    On Eve of Oscars, Variety’s Film Experts Answer Three Pressing Questions

    We continue to live in a divided world, with the current political landscape in the United States a seemingly endless hotbed of tumult and acrimony. Issues of racism, bigotry, diversity and gender equality drive the creative players as well, with Oscar-nominated films parlaying said themes into compelling, thought-provoking cinema. To analyze 2018 in big-screen entertainment, [...]

  • Karl Lagerfeld'Lagerfeld Confidential' Photocall at the

    Karl Lagerfeld Remembered at Costume Designers Guild Awards

    The passing of fashion and costume designer Karl Lagerfeld cast somewhat of a shadow over the usually jubilant Costume Designers Guild Awards — the only award show where clothes literally steal the spotlight away from actors — which was held at the Beverly Hilton last night. Here it was obvious that Lagerfeld’s impact on Hollywood [...]

  • 'Captain Marvel' First Reactions: Early Reviews

    'Captain Marvel' First Reactions: 'The MCU Feels More Complete'

    “Captain Marvel” is soaring following advanced press screenings on Tuesday. Reactions from early showings have hit Twitter, and audiences are keen on Marvel’s first female-led standalone movie. Critics are praising Brie Larson’s performance as Carol Danvers, the nostalgic ’90s setting, and the cosmic sci-fi elements. Goose, Danvers’ cat, is also getting a lot of attention from [...]

  • Hiccup (Jay Baruchel) and Astrid (America

    Box Office: 'How to Train Your Dragon 3' Flying to $40 Million-Plus Debut

    Universal and DreamWorks’ “How to Train Your Dragon: The Hidden World” will soar to the top of the domestic box office when it debuts this weekend in over 4,000 North American theaters. The studio anticipates an opening around $40 million, which would fall just short of the debut of its predecessors, 2010’s “How to Train [...]

  • Times Up Inclusion Red Carpet Fashion

    Stars Like Lena Waithe, Rachel Brosnahan Support Issues Through Fashion

    On a Sunday morning in November 2017, Oscar-nominated costume designer and stylist Arianne Phillips pulled up to CAA for a meeting to which she’d been invited without receiving any other information. “Reese Witherspoon was there at that meeting, and I know her because we worked together on ‘Walk the Line,’” says Phillips, who’s also worked [...]

  • Black Panther

    Is it Time for Oscars to Add a Stunt Category?

    Every movie nominated this year for a best picture Oscar employed a stunt coordinator.
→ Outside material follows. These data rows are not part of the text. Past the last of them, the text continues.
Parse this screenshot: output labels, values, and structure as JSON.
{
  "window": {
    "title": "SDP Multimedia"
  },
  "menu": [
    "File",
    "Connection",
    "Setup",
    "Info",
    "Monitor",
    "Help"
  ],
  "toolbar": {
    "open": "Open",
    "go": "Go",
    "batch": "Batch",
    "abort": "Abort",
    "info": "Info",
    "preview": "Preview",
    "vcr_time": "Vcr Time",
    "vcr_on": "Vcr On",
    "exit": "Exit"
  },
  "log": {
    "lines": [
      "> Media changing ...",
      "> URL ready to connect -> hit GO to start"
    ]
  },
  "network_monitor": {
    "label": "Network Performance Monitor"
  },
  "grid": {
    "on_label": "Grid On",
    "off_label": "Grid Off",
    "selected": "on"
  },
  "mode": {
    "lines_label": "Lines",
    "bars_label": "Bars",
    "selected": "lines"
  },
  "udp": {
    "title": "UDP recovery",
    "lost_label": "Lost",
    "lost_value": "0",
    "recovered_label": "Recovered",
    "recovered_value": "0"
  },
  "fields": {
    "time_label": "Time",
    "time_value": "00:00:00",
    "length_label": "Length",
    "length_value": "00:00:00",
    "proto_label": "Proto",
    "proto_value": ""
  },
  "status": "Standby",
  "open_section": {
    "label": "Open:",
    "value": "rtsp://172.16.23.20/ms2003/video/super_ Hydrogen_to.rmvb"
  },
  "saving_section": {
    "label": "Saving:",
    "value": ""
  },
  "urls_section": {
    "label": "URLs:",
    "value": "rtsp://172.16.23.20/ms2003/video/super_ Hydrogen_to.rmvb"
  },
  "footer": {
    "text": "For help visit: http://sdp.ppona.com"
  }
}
Yet not one of these individuals will have the opportunity to receive Academy Award recognition. The Oscars acknowledge categories ranging across multiple disciplines that support a film’s story and visual dynamics. But the stunt department’s contributions remain unsung. This might be [...]
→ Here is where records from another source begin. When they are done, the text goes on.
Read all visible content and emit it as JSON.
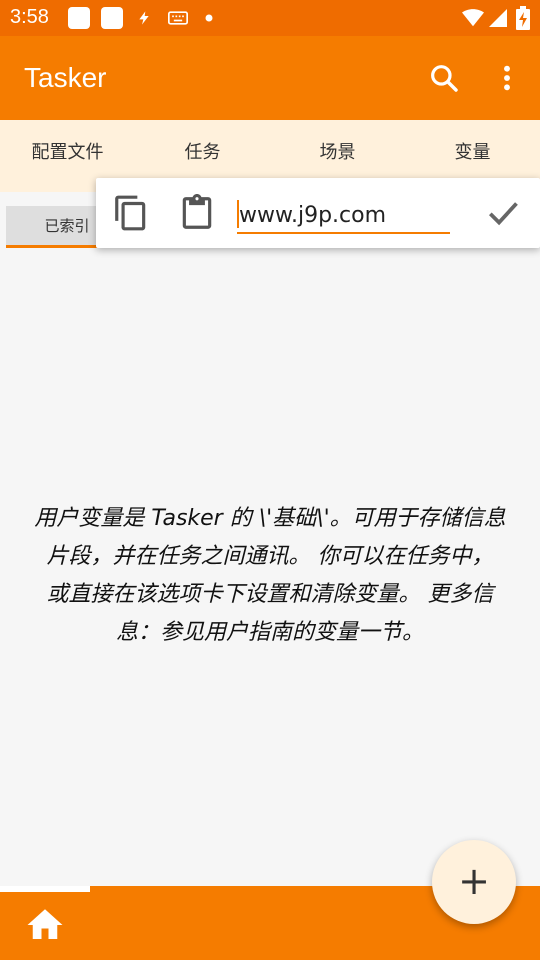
{
  "status_bar": {
    "time": "3:58",
    "icons": [
      "notification-square-icon",
      "notification-square-icon",
      "flash-icon",
      "keyboard-icon",
      "dot-icon",
      "wifi-icon",
      "signal-icon",
      "battery-charging-icon"
    ]
  },
  "app_bar": {
    "title": "Tasker",
    "actions": [
      "search-icon",
      "more-vert-icon"
    ]
  },
  "tabs": [
    {
      "label": "配置文件"
    },
    {
      "label": "任务"
    },
    {
      "label": "场景"
    },
    {
      "label": "变量"
    }
  ],
  "subtabs": [
    {
      "label": "已索引"
    },
    {
      "label": ""
    },
    {
      "label": ""
    },
    {
      "label": ""
    }
  ],
  "text_popup": {
    "value": "www.j9p.com",
    "actions": [
      "copy-icon",
      "paste-icon",
      "check-icon"
    ]
  },
  "help_text": {
    "lines": [
      "用户变量是 Tasker 的 \\'基础\\'。可用于存储信息",
      "片段，并在任务之间通讯。 你可以在任务中，",
      "或直接在该选项卡下设置和清除变量。 更多信",
      "息：参见用户指南的变量一节。"
    ]
  },
  "fab": {
    "label": "+"
  },
  "colors": {
    "primary": "#f57c00",
    "status": "#ef6c00",
    "tab_bg": "#fff1dc"
  }
}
  • Laurene Powell Jobs

    Laurene Powell Jobs Invests in Reese Witherspoon's Hello Sunshine

    Reese Witherspoon’s Hello Sunshine has received funding from Laurene Powell Jobs’ Emerson Collective and a subsequent investment from Otter Media. The strategic investments, announced on Wednesday, are designed to support two-year-old Hello Sunshine’s growth in the creation of stories celebrating women and distributed across multiple platforms. The values of the investments were not disclosed. “We [...]

More From Our Brands

Access exclusive content